◆ **GOAL OF THE EXERCISE**: For this exercise, return all the data word for word, with images left out.

[Dataset items]

- - - - -

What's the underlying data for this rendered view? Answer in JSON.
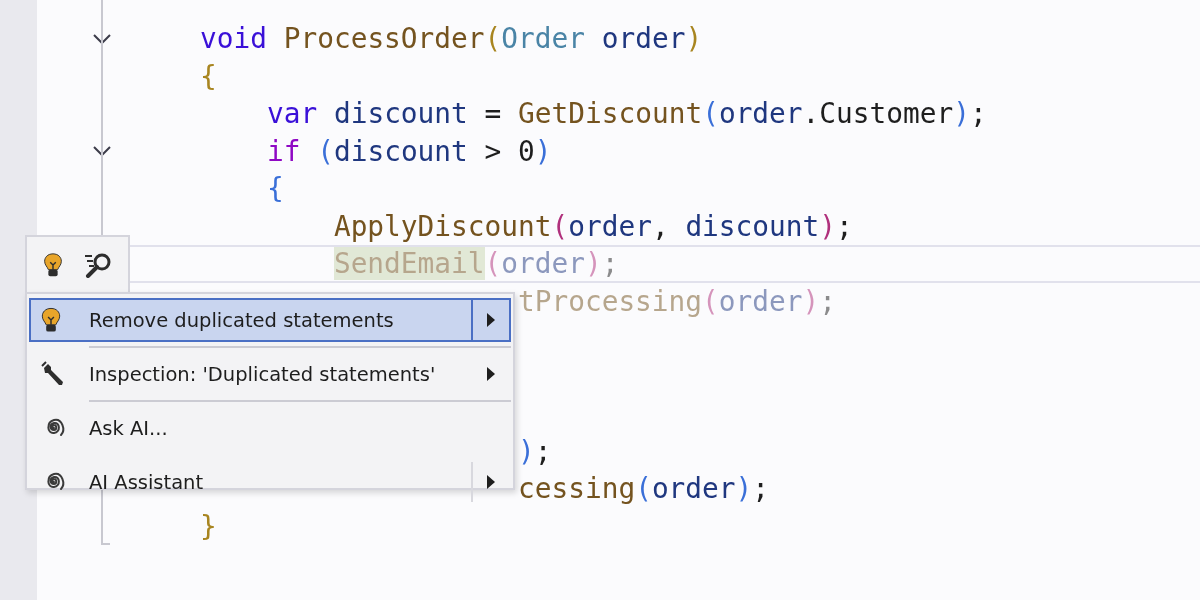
{
  "code_lines": [
    {
      "foldable": true,
      "current": false,
      "dimmed": false,
      "tokens": [
        {
          "text": "void",
          "kind": "keyword"
        },
        {
          "text": " ProcessOrder",
          "kind": "method"
        },
        {
          "text": "(",
          "kind": "paren1"
        },
        {
          "text": "Order",
          "kind": "type"
        },
        {
          "text": " order",
          "kind": "variable"
        },
        {
          "text": ")",
          "kind": "paren1"
        }
      ]
    },
    {
      "foldable": false,
      "current": false,
      "dimmed": false,
      "tokens": [
        {
          "text": "{",
          "kind": "paren1"
        }
      ]
    },
    {
      "foldable": false,
      "current": false,
      "dimmed": false,
      "tokens": [
        {
          "text": "    var",
          "kind": "keyword"
        },
        {
          "text": " discount",
          "kind": "variable"
        },
        {
          "text": " = ",
          "kind": "plain"
        },
        {
          "text": "GetDiscount",
          "kind": "method"
        },
        {
          "text": "(",
          "kind": "paren2"
        },
        {
          "text": "order",
          "kind": "variable"
        },
        {
          "text": ".Customer",
          "kind": "plain"
        },
        {
          "text": ")",
          "kind": "paren2"
        },
        {
          "text": ";",
          "kind": "plain"
        }
      ]
    },
    {
      "foldable": true,
      "current": false,
      "dimmed": false,
      "tokens": [
        {
          "text": "    if",
          "kind": "control"
        },
        {
          "text": " (",
          "kind": "paren2"
        },
        {
          "text": "discount",
          "kind": "variable"
        },
        {
          "text": " > 0",
          "kind": "plain"
        },
        {
          "text": ")",
          "kind": "paren2"
        }
      ]
    },
    {
      "foldable": false,
      "current": false,
      "dimmed": false,
      "tokens": [
        {
          "text": "    {",
          "kind": "paren2"
        }
      ]
    },
    {
      "foldable": false,
      "current": false,
      "dimmed": false,
      "tokens": [
        {
          "text": "        ApplyDiscount",
          "kind": "method"
        },
        {
          "text": "(",
          "kind": "paren3"
        },
        {
          "text": "order",
          "kind": "variable"
        },
        {
          "text": ", ",
          "kind": "plain"
        },
        {
          "text": "discount",
          "kind": "variable"
        },
        {
          "text": ")",
          "kind": "paren3"
        },
        {
          "text": ";",
          "kind": "plain"
        }
      ]
    }
  ],
  "covered_lines": [
    {
      "current": true,
      "dimmed": true,
      "tokens": [
        {
          "text": "        SendEmail",
          "kind": "highlighted"
        },
        {
          "text": "(",
          "kind": "paren3"
        },
        {
          "text": "order",
          "kind": "variable"
        },
        {
          "text": ")",
          "kind": "paren3"
        },
        {
          "text": ";",
          "kind": "plain"
        }
      ]
    },
    {
      "current": false,
      "dimmed": true,
      "tokens": [
        {
          "text": "                   tProcessing",
          "kind": "method"
        },
        {
          "text": "(",
          "kind": "paren3"
        },
        {
          "text": "order",
          "kind": "variable"
        },
        {
          "text": ")",
          "kind": "paren3"
        },
        {
          "text": ";",
          "kind": "plain"
        }
      ]
    },
    {
      "current": false,
      "dimmed": false,
      "tokens": [
        {
          "text": "                   )",
          "kind": "paren2"
        },
        {
          "text": ";",
          "kind": "plain"
        }
      ]
    },
    {
      "current": false,
      "dimmed": false,
      "tokens": [
        {
          "text": "                   cessing",
          "kind": "method"
        },
        {
          "text": "(",
          "kind": "paren2"
        },
        {
          "text": "order",
          "kind": "variable"
        },
        {
          "text": ")",
          "kind": "paren2"
        },
        {
          "text": ";",
          "kind": "plain"
        }
      ]
    }
  ],
  "closing_line": {
    "tokens": [
      {
        "text": "}",
        "kind": "paren1"
      }
    ]
  },
  "menu": [
    {
      "kind": "quickfix",
      "label": "Remove duplicated statements",
      "submenu": true,
      "split": true,
      "selected": true,
      "separator_after": true
    },
    {
      "kind": "inspection",
      "label": "Inspection: 'Duplicated statements'",
      "submenu": true,
      "split": false,
      "selected": false,
      "separator_after": true
    },
    {
      "kind": "ai",
      "label": "Ask AI...",
      "submenu": false,
      "split": false,
      "selected": false,
      "separator_after": false
    },
    {
      "kind": "ai",
      "label": "AI Assistant",
      "submenu": true,
      "split": true,
      "selected": false,
      "separator_after": false
    }
  ]
}
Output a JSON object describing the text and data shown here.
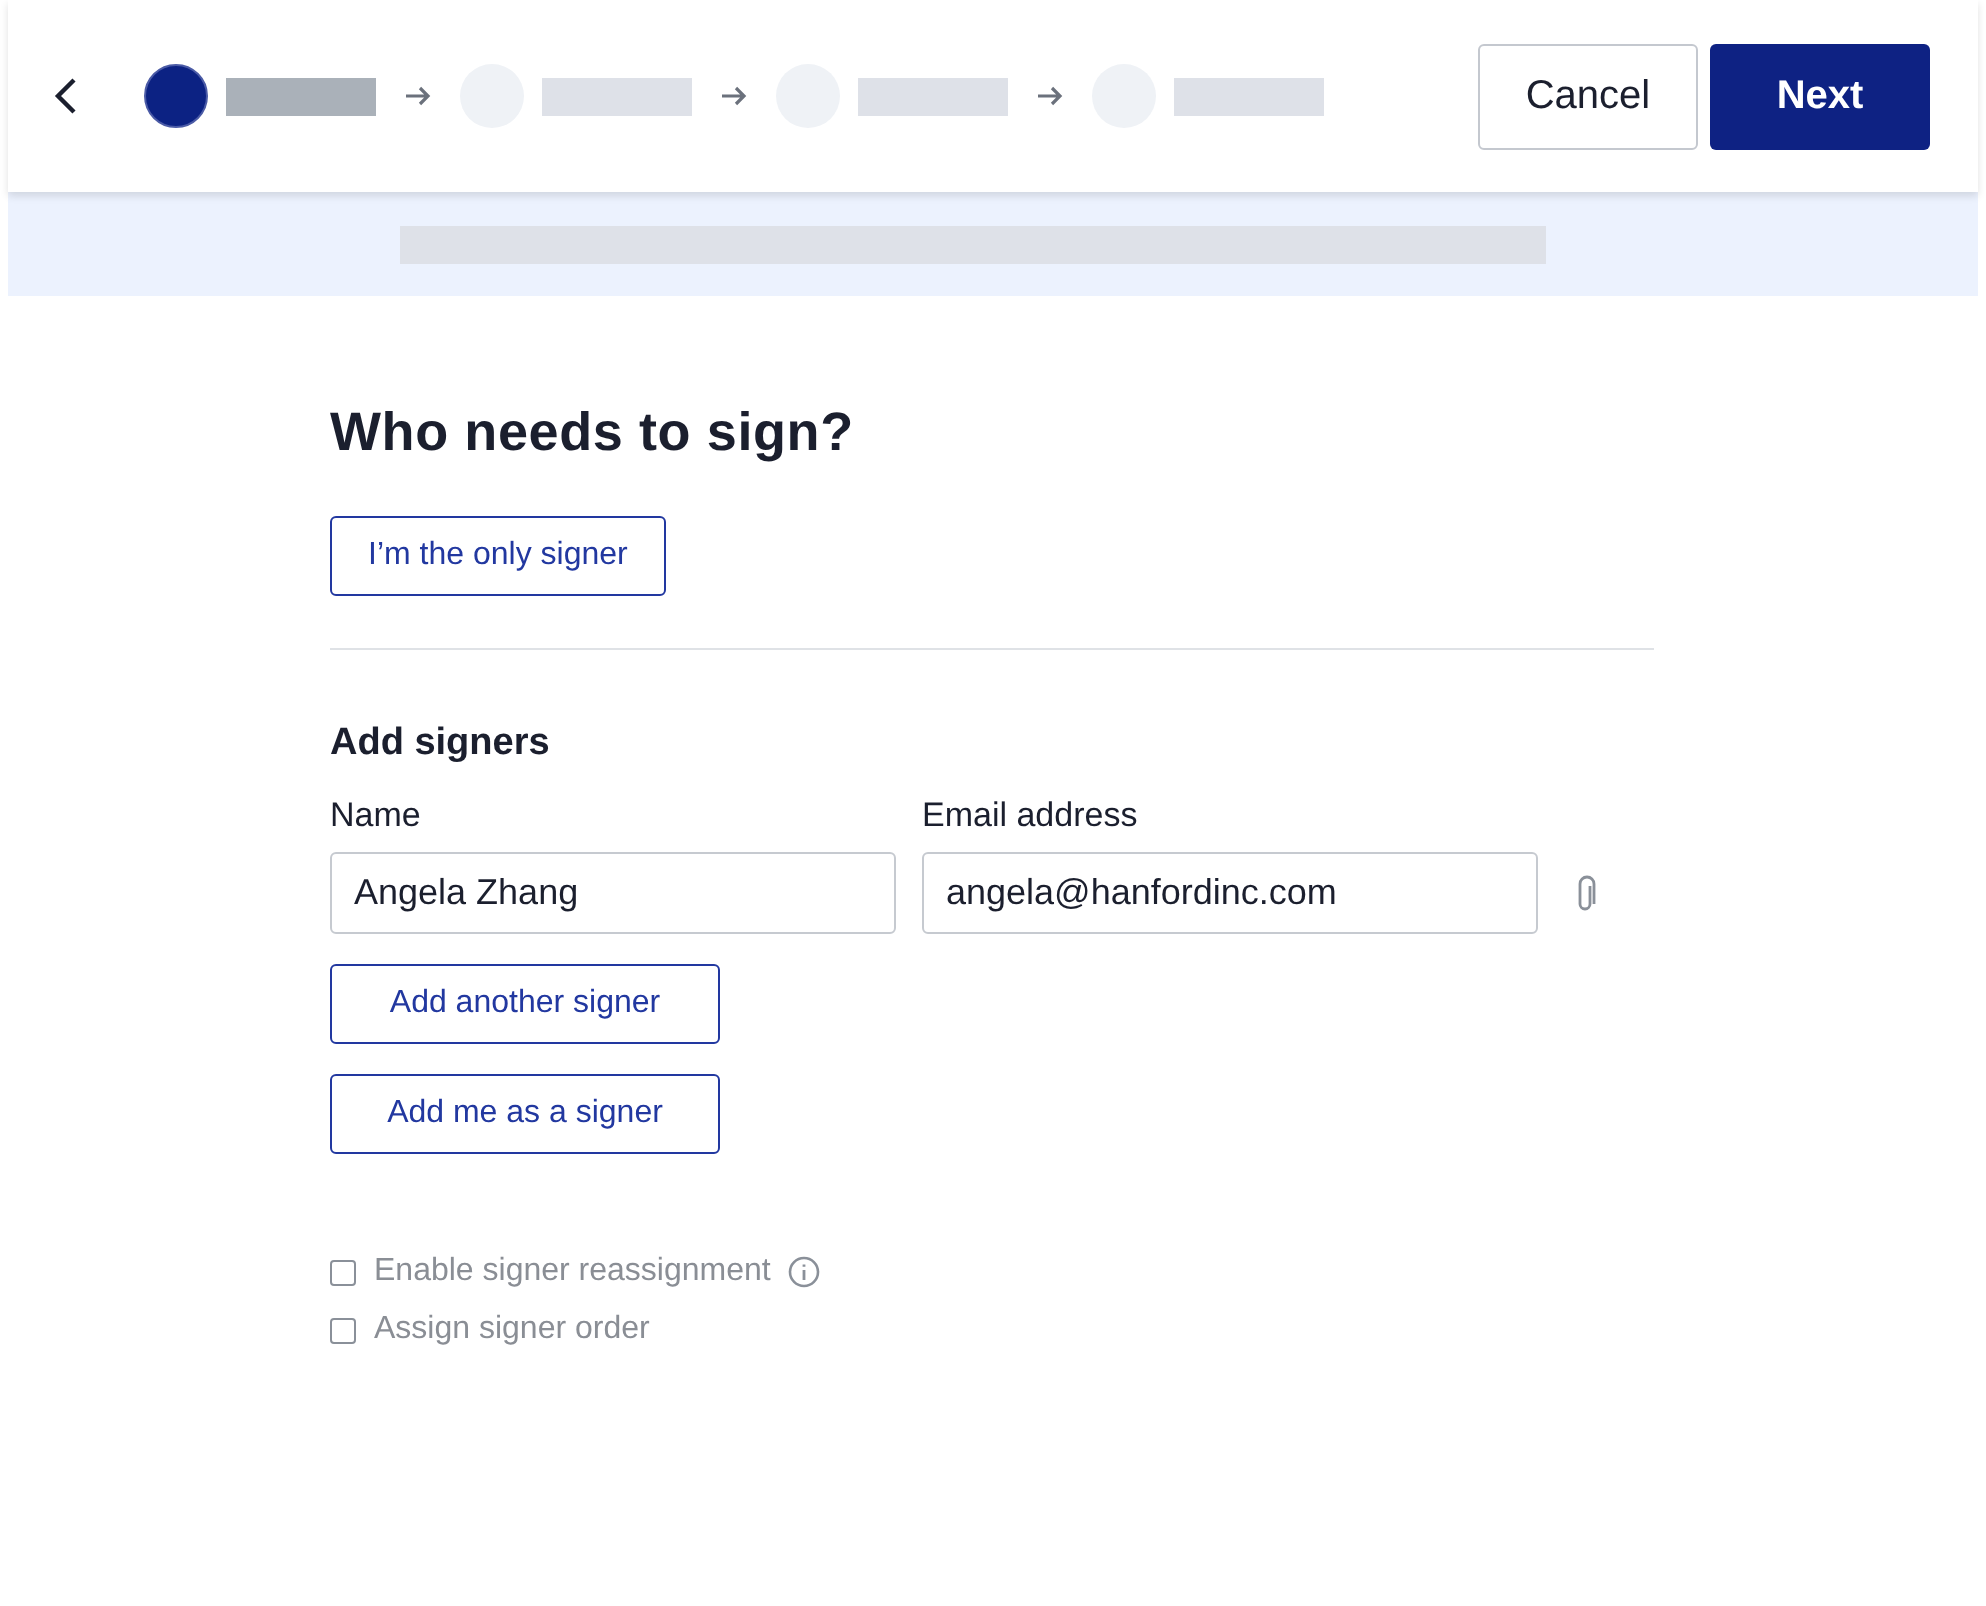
{
  "steps": [
    {
      "selected": true
    },
    {
      "selected": false
    },
    {
      "selected": false
    },
    {
      "selected": false
    }
  ],
  "buttons": {
    "cancel": "Cancel",
    "next": "Next"
  },
  "heading": "Who needs to sign?",
  "only_signer_button": "I’m the only signer",
  "section_title": "Add signers",
  "columns": {
    "name": "Name",
    "email": "Email address"
  },
  "signers": [
    {
      "name": "Angela Zhang",
      "email": "angela@hanfordinc.com"
    }
  ],
  "actions": [
    "Add another signer",
    "Add me as a signer"
  ],
  "options": [
    {
      "label": "Enable signer reassignment",
      "checked": false,
      "kind": "info"
    },
    {
      "label": "Assign signer order",
      "checked": false,
      "kind": "plain"
    }
  ]
}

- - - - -

◆ **EXPECTED ANSWER**:
What's the underlying data for this rendered view? Answer in JSON.
{
  "code_lines": [
    {
      "foldable": true,
      "current": false,
      "dimmed": false,
      "tokens": [
        {
          "text": "void",
          "kind": "keyword"
        },
        {
          "text": " ProcessOrder",
          "kind": "method"
        },
        {
          "text": "(",
          "kind": "paren1"
        },
        {
          "text": "Order",
          "kind": "type"
        },
        {
          "text": " order",
          "kind": "variable"
        },
        {
          "text": ")",
          "kind": "paren1"
        }
      ]
    },
    {
      "foldable": false,
      "current": false,
      "dimmed": false,
      "tokens": [
        {
          "text": "{",
          "kind": "paren1"
        }
      ]
    },
    {
      "foldable": false,
      "current": false,
      "dimmed": false,
      "tokens": [
        {
          "text": "    var",
          "kind": "keyword"
        },
        {
          "text": " discount",
          "kind": "variable"
        },
        {
          "text": " = ",
          "kind": "plain"
        },
        {
          "text": "GetDiscount",
          "kind": "method"
        },
        {
          "text": "(",
          "kind": "paren2"
        },
        {
          "text": "order",
          "kind": "variable"
        },
        {
          "text": ".Customer",
          "kind": "plain"
        },
        {
          "text": ")",
          "kind": "paren2"
        },
        {
          "text": ";",
          "kind": "plain"
        }
      ]
    },
    {
      "foldable": true,
      "current": false,
      "dimmed": false,
      "tokens": [
        {
          "text": "    if",
          "kind": "control"
        },
        {
          "text": " (",
          "kind": "paren2"
        },
        {
          "text": "discount",
          "kind": "variable"
        },
        {
          "text": " > 0",
          "kind": "plain"
        },
        {
          "text": ")",
          "kind": "paren2"
        }
      ]
    },
    {
      "foldable": false,
      "current": false,
      "dimmed": false,
      "tokens": [
        {
          "text": "    {",
          "kind": "paren2"
        }
      ]
    },
    {
      "foldable": false,
      "current": false,
      "dimmed": false,
      "tokens": [
        {
          "text": "        ApplyDiscount",
          "kind": "method"
        },
        {
          "text": "(",
          "kind": "paren3"
        },
        {
          "text": "order",
          "kind": "variable"
        },
        {
          "text": ", ",
          "kind": "plain"
        },
        {
          "text": "discount",
          "kind": "variable"
        },
        {
          "text": ")",
          "kind": "paren3"
        },
        {
          "text": ";",
          "kind": "plain"
        }
      ]
    }
  ],
  "covered_lines": [
    {
      "current": true,
      "dimmed": true,
      "tokens": [
        {
          "text": "        SendEmail",
          "kind": "highlighted"
        },
        {
          "text": "(",
          "kind": "paren3"
        },
        {
          "text": "order",
          "kind": "variable"
        },
        {
          "text": ")",
          "kind": "paren3"
        },
        {
          "text": ";",
          "kind": "plain"
        }
      ]
    },
    {
      "current": false,
      "dimmed": true,
      "tokens": [
        {
          "text": "                   tProcessing",
          "kind": "method"
        },
        {
          "text": "(",
          "kind": "paren3"
        },
        {
          "text": "order",
          "kind": "variable"
        },
        {
          "text": ")",
          "kind": "paren3"
        },
        {
          "text": ";",
          "kind": "plain"
        }
      ]
    },
    {
      "current": false,
      "dimmed": false,
      "tokens": [
        {
          "text": "                   )",
          "kind": "paren2"
        },
        {
          "text": ";",
          "kind": "plain"
        }
      ]
    },
    {
      "current": false,
      "dimmed": false,
      "tokens": [
        {
          "text": "                   cessing",
          "kind": "method"
        },
        {
          "text": "(",
          "kind": "paren2"
        },
        {
          "text": "order",
          "kind": "variable"
        },
        {
          "text": ")",
          "kind": "paren2"
        },
        {
          "text": ";",
          "kind": "plain"
        }
      ]
    }
  ],
  "closing_line": {
    "tokens": [
      {
        "text": "}",
        "kind": "paren1"
      }
    ]
  },
  "menu": [
    {
      "kind": "quickfix",
      "label": "Remove duplicated statements",
      "submenu": true,
      "split": true,
      "selected": true,
      "separator_after": true
    },
    {
      "kind": "inspection",
      "label": "Inspection: 'Duplicated statements'",
      "submenu": true,
      "split": false,
      "selected": false,
      "separator_after": true
    },
    {
      "kind": "ai",
      "label": "Ask AI...",
      "submenu": false,
      "split": false,
      "selected": false,
      "separator_after": false
    },
    {
      "kind": "ai",
      "label": "AI Assistant",
      "submenu": true,
      "split": true,
      "selected": false,
      "separator_after": false
    }
  ]
}
Output a JSON object describing the text and data shown here.
{
  "steps": [
    {
      "selected": true
    },
    {
      "selected": false
    },
    {
      "selected": false
    },
    {
      "selected": false
    }
  ],
  "buttons": {
    "cancel": "Cancel",
    "next": "Next"
  },
  "heading": "Who needs to sign?",
  "only_signer_button": "I’m the only signer",
  "section_title": "Add signers",
  "columns": {
    "name": "Name",
    "email": "Email address"
  },
  "signers": [
    {
      "name": "Angela Zhang",
      "email": "angela@hanfordinc.com"
    }
  ],
  "actions": [
    "Add another signer",
    "Add me as a signer"
  ],
  "options": [
    {
      "label": "Enable signer reassignment",
      "checked": false,
      "kind": "info"
    },
    {
      "label": "Assign signer order",
      "checked": false,
      "kind": "plain"
    }
  ]
}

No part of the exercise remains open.